Tabitha explores the fantastic effects of needling
Dry Needling is an exciting technique in physiotherapy (essentially Physiotherapy's version of acupuncture). Katrina and I recently trained in this at a course in Darling Harbour. It has become another powerful tool in our tool belt when we treat our patients.
What is dry needling?
Small, ultrafine needles allow physiotherapists to target many important structures in your body affecting your movement. There are multiple applications, though each involves a needle and a few minutes with it sitting in the right position.
For example, the site where your muscle tendons join into bone can easily become thickened and irritated when overused over long periods. When a dry needle is inserted there, your body is provoked into responding to this otherwise overstimulated region. In much the same way, irregularities in your muscle tissue – both small and large – can appear when your body is adapting to excessive or abnormal tissue load. These can cause pain and other negative effects such as tightening and swelling and can be treated directly and indirectly with dry needles. Even swelling from acute injuries like ankle sprains is treatable this way.
With needling, we aim to disrupt a complex mechanism of activity involving interactions between the brain, nerves, blood vessels, hormones, chemical responses and the soft tissues of the body (ie muscles, ligaments and skin). These complex changes can cause abnormal loading/irritation of the tissues and less than ideal patterns of movement. The needles act like a combination of spotlight, alarm and jump start – the foreign stimulus causes your body to abandon its dysfunctional habits and return to a more normal state and movement.
Here's a shot of Katrina with some needles I put in at out course in July. See, she looks nice and comfortable!
Does dry needling hurt?

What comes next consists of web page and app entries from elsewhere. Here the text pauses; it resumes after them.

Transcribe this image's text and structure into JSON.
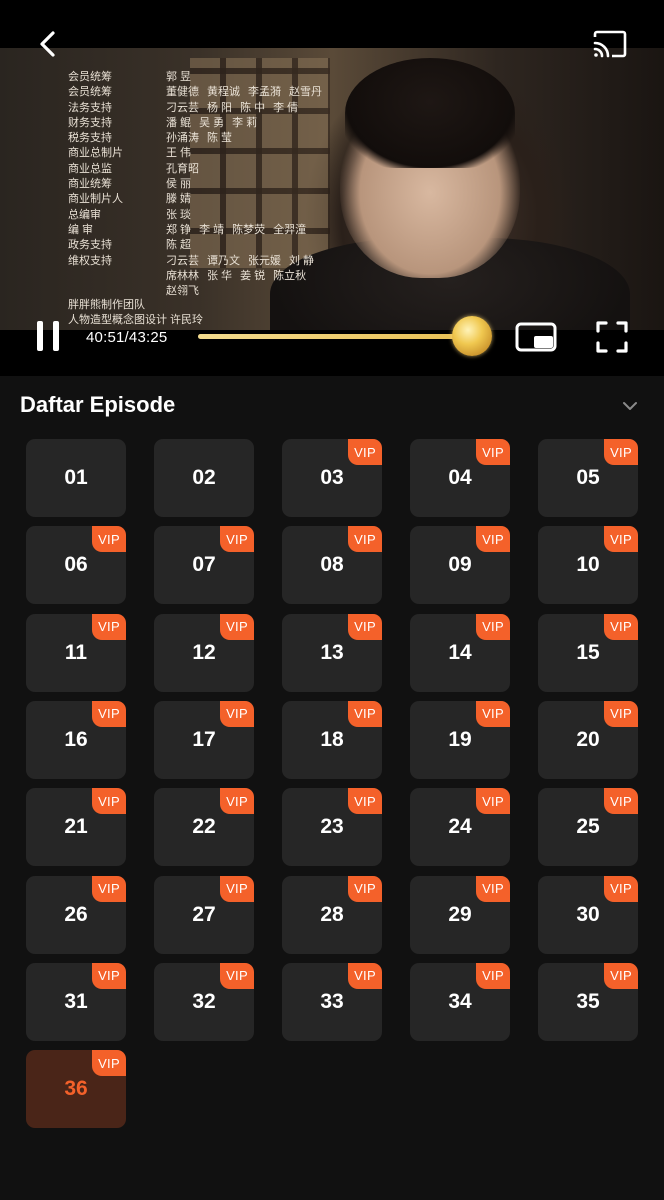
{
  "player": {
    "credits": [
      {
        "role": "会员统筹",
        "names": [
          "郭 昱"
        ]
      },
      {
        "role": "会员统筹",
        "names": [
          "董健德",
          "黄程诚",
          "李孟漪",
          "赵雪丹"
        ]
      },
      {
        "role": "法务支持",
        "names": [
          "刁云芸",
          "杨 阳",
          "陈 中",
          "李 倩"
        ]
      },
      {
        "role": "财务支持",
        "names": [
          "潘 鲲",
          "吴 勇",
          "李 莉"
        ]
      },
      {
        "role": "税务支持",
        "names": [
          "孙涌涛",
          "陈 莹"
        ]
      },
      {
        "role": "商业总制片",
        "names": [
          "王 伟"
        ]
      },
      {
        "role": "商业总监",
        "names": [
          "孔育昭"
        ]
      },
      {
        "role": "商业统筹",
        "names": [
          "侯 丽"
        ]
      },
      {
        "role": "商业制片人",
        "names": [
          "滕 婧"
        ]
      },
      {
        "role": "总编审",
        "names": [
          "张 琰"
        ]
      },
      {
        "role": "编 审",
        "names": [
          "郑 铮",
          "李 靖",
          "陈梦荧",
          "全羿潼"
        ]
      },
      {
        "role": "政务支持",
        "names": [
          "陈 超"
        ]
      },
      {
        "role": "维权支持",
        "names": [
          "刁云芸",
          "谭乃文",
          "张元媛",
          "刘 静"
        ]
      },
      {
        "role": "",
        "names": [
          "席林林",
          "张 华",
          "姜 锐",
          "陈立秋"
        ]
      },
      {
        "role": "",
        "names": [
          "赵翎飞"
        ]
      }
    ],
    "credits_footer": [
      "胖胖熊制作团队",
      "人物造型概念图设计 许民玲"
    ],
    "time": "40:51/43:25",
    "progress_fraction": 0.94,
    "accent_color": "#f4612a"
  },
  "episode_list": {
    "title": "Daftar Episode",
    "vip_label": "VIP",
    "current_episode": "36",
    "episodes": [
      {
        "num": "01",
        "vip": false
      },
      {
        "num": "02",
        "vip": false
      },
      {
        "num": "03",
        "vip": true
      },
      {
        "num": "04",
        "vip": true
      },
      {
        "num": "05",
        "vip": true
      },
      {
        "num": "06",
        "vip": true
      },
      {
        "num": "07",
        "vip": true
      },
      {
        "num": "08",
        "vip": true
      },
      {
        "num": "09",
        "vip": true
      },
      {
        "num": "10",
        "vip": true
      },
      {
        "num": "11",
        "vip": true
      },
      {
        "num": "12",
        "vip": true
      },
      {
        "num": "13",
        "vip": true
      },
      {
        "num": "14",
        "vip": true
      },
      {
        "num": "15",
        "vip": true
      },
      {
        "num": "16",
        "vip": true
      },
      {
        "num": "17",
        "vip": true
      },
      {
        "num": "18",
        "vip": true
      },
      {
        "num": "19",
        "vip": true
      },
      {
        "num": "20",
        "vip": true
      },
      {
        "num": "21",
        "vip": true
      },
      {
        "num": "22",
        "vip": true
      },
      {
        "num": "23",
        "vip": true
      },
      {
        "num": "24",
        "vip": true
      },
      {
        "num": "25",
        "vip": true
      },
      {
        "num": "26",
        "vip": true
      },
      {
        "num": "27",
        "vip": true
      },
      {
        "num": "28",
        "vip": true
      },
      {
        "num": "29",
        "vip": true
      },
      {
        "num": "30",
        "vip": true
      },
      {
        "num": "31",
        "vip": true
      },
      {
        "num": "32",
        "vip": true
      },
      {
        "num": "33",
        "vip": true
      },
      {
        "num": "34",
        "vip": true
      },
      {
        "num": "35",
        "vip": true
      },
      {
        "num": "36",
        "vip": true
      }
    ]
  }
}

Many patients are concerned about how it might feel, though in reality it is often much less painful than most treatments we perform! There is sometimes a feeling like a pinprick when we insert and remove the needles – similar to the feeling you'd get if you plucked a single hair from your head. In some people, a small drop of blood or bruise might appear. Depending on the site and the length of the treatment, you may also feel tingling (especially near nerves) or aching (near bone). Occasionally when needling the upper body you may become light headed or have an unexpected emotional response. But these will be monitored for and addressed if they do occur.
Personally, having upper body needling done in my arm makes me feel like I've had a lovely glass of wine, very relaxed!
Of course, we follow a strict sterilization technique and use single use, disposable needles, ensuring the slight discomfort of the technique (if any) is the only thing you have to worry about. For most patients it is surprisingly comfortable and produces very satisfying and impressive results.
Often you will have your physio combining dry needling with massage, joint mobilisations and re-alignment techniques to give you the best out of your treatment.
If you're interested in dry needling, ask one of The Fix Program physios if it's right for you!